This is the voice of Australia. I’m not a Republican, but I’m beginning to understand their position. They’re not against the Monarchy, they’re against you.

David Owsley
David Owsley
8 days ago

presume the ‘Jesus wept’ is for your downvotes on the hoi polloi comment! I often make the same correction but never had multiple downvotes or any wayward comments. How odd.

Arkadian X
Arkadian X
12 days ago

Thanks for that.

David Simpson
David Simpson
12 days ago

Hear hear

Michael James
Michael James
11 days ago

The best thing is that hardly any of the queuers will know about their critics or care about them if they do.

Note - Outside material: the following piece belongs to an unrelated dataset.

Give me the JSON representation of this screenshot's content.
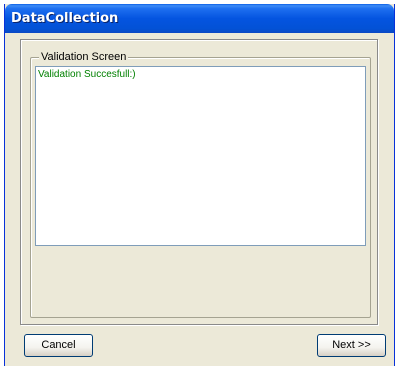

Last edited 11 days ago by Michael James
LCarey Rowland
LCarey Rowland
11 days ago

This sudden wind of solemn pomp and circumstance blows mightily o’er Albion. . . and yes, o’er the wider world as well; it even wafts trans-Atlantic’ly. . . . to lend a rare breeze of sentiment and sympathy upon us contentious yanks, as a breath of fresh air. God save the King and Camilla!
God willing, even Harry and Megan will lend their conciliatory presence to the Windsor household for a season.
Blessed are the Peacemakers.
Words to live by, in this contentious Age: Think and speak of others as you would have them think and speak of you.

Andrew D
Andrew D
11 days ago

Honest sweat makes smelly pants

Jeanie K
Jeanie K
11 days ago
Reply to  Andrew D

Teacher will tell your mummy if she hears you saying that.

Jeanie K
Jeanie K
11 days ago
Reply to  Andrew D

I can hardly believe that you make such a childish comment and when I make a reply to it, I am put in the (very bad English) “awaiting for(sic) approval” waiting room.

Andrew D
Andrew D
10 days ago
Reply to  Jeanie K